» Material shown:
------------------------------------------------------------

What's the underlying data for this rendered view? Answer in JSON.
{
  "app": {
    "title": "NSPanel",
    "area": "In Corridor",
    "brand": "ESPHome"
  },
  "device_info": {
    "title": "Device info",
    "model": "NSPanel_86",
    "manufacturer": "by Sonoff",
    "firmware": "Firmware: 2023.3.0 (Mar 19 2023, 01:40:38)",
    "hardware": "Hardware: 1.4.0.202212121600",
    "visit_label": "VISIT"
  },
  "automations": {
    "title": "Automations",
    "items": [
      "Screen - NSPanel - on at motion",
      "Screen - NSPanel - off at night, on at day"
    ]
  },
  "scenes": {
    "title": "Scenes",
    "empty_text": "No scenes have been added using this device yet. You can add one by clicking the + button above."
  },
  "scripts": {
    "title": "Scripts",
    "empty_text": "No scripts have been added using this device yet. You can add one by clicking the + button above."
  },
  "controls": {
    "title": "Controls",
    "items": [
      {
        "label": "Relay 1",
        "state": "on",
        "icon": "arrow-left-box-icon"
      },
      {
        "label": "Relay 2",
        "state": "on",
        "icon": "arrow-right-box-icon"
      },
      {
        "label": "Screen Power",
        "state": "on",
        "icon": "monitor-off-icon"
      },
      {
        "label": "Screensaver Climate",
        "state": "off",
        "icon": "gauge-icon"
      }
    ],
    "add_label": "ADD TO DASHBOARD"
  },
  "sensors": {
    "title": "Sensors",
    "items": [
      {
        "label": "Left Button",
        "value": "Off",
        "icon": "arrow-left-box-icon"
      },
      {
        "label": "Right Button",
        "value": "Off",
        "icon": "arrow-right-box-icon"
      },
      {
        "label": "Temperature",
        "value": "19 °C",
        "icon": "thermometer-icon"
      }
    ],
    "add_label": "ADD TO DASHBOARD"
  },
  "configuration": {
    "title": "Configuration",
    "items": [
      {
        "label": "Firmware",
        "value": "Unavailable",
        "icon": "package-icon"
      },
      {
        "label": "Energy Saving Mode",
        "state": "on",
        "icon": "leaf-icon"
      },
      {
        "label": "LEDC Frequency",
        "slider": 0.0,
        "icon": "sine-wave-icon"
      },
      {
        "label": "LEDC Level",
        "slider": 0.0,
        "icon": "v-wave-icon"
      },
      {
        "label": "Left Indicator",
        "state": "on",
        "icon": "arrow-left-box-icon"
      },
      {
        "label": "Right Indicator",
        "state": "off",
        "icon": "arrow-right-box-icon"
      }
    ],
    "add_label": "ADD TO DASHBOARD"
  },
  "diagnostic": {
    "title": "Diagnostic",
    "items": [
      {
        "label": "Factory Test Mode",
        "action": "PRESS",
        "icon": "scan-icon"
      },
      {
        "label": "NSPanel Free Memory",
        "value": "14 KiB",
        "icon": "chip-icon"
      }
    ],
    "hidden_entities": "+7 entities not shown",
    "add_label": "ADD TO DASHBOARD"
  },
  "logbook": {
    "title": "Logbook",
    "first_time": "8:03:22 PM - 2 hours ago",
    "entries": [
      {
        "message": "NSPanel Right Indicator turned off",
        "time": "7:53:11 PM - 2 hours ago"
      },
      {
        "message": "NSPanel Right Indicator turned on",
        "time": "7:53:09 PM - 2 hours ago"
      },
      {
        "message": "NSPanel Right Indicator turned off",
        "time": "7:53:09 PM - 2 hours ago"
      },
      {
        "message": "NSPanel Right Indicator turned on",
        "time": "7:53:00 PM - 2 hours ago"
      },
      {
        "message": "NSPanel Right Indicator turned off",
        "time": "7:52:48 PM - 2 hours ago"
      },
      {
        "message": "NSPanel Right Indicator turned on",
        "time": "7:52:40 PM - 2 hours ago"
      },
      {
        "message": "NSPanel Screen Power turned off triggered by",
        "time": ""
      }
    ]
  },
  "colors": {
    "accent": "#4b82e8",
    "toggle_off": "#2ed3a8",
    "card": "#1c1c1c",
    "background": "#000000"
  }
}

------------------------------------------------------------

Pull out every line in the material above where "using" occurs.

» Final answer:
    "empty_text": "No scenes have been added using this device yet. You can add one by clicking the + button above."
    "empty_text": "No scripts have been added using this device yet. You can add one by clicking the + button above."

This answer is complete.